[555] (1920) 1 Ch. 348.

[556] 4 & 5 Geo. 5 c. 12, §§ 2, 8.

[557] Ibid, S. 26.

[558] 11 & 12 Geo. 6 c. 56, ██ 12 (1) (a), 32 (b).

[559] See the Federation of Malaya Order, 1948, S. 1, 108; see also Carnell, in International and Comparative Law Quarterly, 4th Series, (1952) 504.

[560] Supra, p. 13, 43, 60-61.

[561] Supra, p. 74.

[562] Supra, p. 30-31, 40, 41, 51, 60, 91.

[563] Supra, p. 77.

[564] 2 St. Tr. 559, 7 Co. Rep. 1 a; supra, p. 1.

[565] Supra, p. 59.

[566] Supra, p. 53, 65, 72.

[567] Supra, p. 72, 94.

[568] Supra, p. 96-97 103.

[569] Supra, p. 34.

[570] Supra, p. 55.

[571] Ibid.

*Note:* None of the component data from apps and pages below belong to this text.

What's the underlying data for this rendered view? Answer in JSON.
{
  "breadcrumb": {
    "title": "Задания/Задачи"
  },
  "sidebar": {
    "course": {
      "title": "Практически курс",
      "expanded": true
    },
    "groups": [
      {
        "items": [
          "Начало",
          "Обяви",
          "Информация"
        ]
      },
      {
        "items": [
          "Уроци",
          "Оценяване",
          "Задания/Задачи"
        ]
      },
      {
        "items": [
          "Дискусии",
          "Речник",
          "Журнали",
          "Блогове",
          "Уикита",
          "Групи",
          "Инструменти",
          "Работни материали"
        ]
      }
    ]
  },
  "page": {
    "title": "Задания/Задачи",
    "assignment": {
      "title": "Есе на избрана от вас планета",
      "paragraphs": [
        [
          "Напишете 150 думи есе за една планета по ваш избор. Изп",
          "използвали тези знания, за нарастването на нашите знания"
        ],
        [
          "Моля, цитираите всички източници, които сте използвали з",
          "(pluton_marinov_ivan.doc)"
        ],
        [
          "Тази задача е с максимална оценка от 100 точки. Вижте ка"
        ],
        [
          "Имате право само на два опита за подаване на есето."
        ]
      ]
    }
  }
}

An additional minor conclusion is that there is no evidence that birth abroad of a parent in Crown service imported the status of a subject either at common law or under De Natis unless the father was an ambassador: supra, p. 61.